Which is something I can respect; however, applying this sentiment toall persons with non-normative sexual orientations erases people like me, for whom there is most decidedly no element of choice. Simply put, I would choose not to be asexual if I could. Part of my reality doesinclude sometimes feeling like my orientation is undesirable, inferior, and burdensome (at least I can leave “sinful” and “immoral” off the list, having had the privilege of growing up secular). Attributing all sexual orientations to choice implies that those of us who are unhappy with the cards we were dealt could simply unchoose to be this way. There are two big problems with this:

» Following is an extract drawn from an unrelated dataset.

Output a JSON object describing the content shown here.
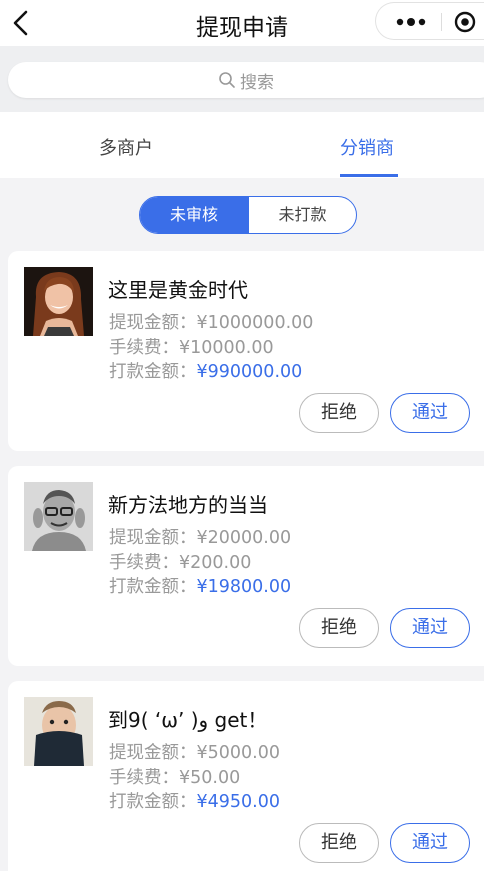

- It implies that anyone who is queer – or, heck, anybody at all – has to be happy with their sexual orientation, because otherwise, why not just try something else? Why stay queer if it’s causing you pain? Why leave your hand in that bear trap, instead of just removing it? And I feel like this erases a lot of queer experience, because god damn it, being unhappy with how you are sometimes is part of existence for everyone, not just people whose sexual orientation falls outside our society’s narrow constructs of ‘normal’. And even if folks do eventually “get over” these feelings (or “choose” to get over them), it’s something that everyone does at their own pace. (This gets perilously close to the idea of enforced positivity, too, which is another entry for another day.)
- Attempts to change someone’s sexual orientation don’t work.I’m not even going to go to the obvious place of discussing the horrors of so-called reparative therapy for LGBT folks here. I’m going to talk about my own experience – the only thing I’m universally qualified to talk about – to demonstrate that, even without the coercive, toxic influence of religion, trying to fix yourself is an expensive and exhausting exercise in futility.
I saw a sex therapist for about three years. I started seeing her so that I could fulfill a promise to my boyfriend at the time. He was about to move out of state and I wanted to see him off with a proverbial bang. Previously, I’d promised to have sex with him on prom night, only to chicken out at the last minute and spend the night vomiting in the bathroom instead. So I felt I owed him, big time.
And while seeing this particular therapist was useful in some ways – she was the first person to diagnose me as being on the autism spectrum, something my childhood psychiatrists and psychologists had missed – three years and many hundreds of dollars did not bring me any closer to being a sexual person. It didn’t even bring me closer to being okay with sex. Therapy wasn’t even the only thing I did to try to jump-start my sex drive, either. I took birth control for over a year, and while the diminished periods were nice, I felt no change in my sexual appetite at all. I also bought a sex toy and forced myself to masturbate every night for a period of about six months. Aside from physical soreness and insomnia, this didn’t change anything either.
So, I have tried to unchoose asexuality. And while I admit the rhetoric of choice as a form of radical opposition to the oppressions of the theo-patriarchy is extremely appealing, it simply does not accurately reflect my struggles as a queer person.
No, I don’t believe people like Cynthia Nixon should be shamed and lambasted for broaching the subject of choice when discussing their sexual identities. I don’t think that talking about choice in sexual identities and relationship structures enables right-wing homophobia as some of Nixon’s critics seem to fear it would. What I do feel is that a wholesale rejection of “born this way” threatens to eclipse the narratives of people who don’t have an element of choice in their sexual identities, and for whom a model of sexual orientation in which we can choose (and unchoose) actually takes away sexual agency rather than granting it, as paradoxical as that may seem.
First published 22 Feb. 2012 at sidneyia.tumblr.com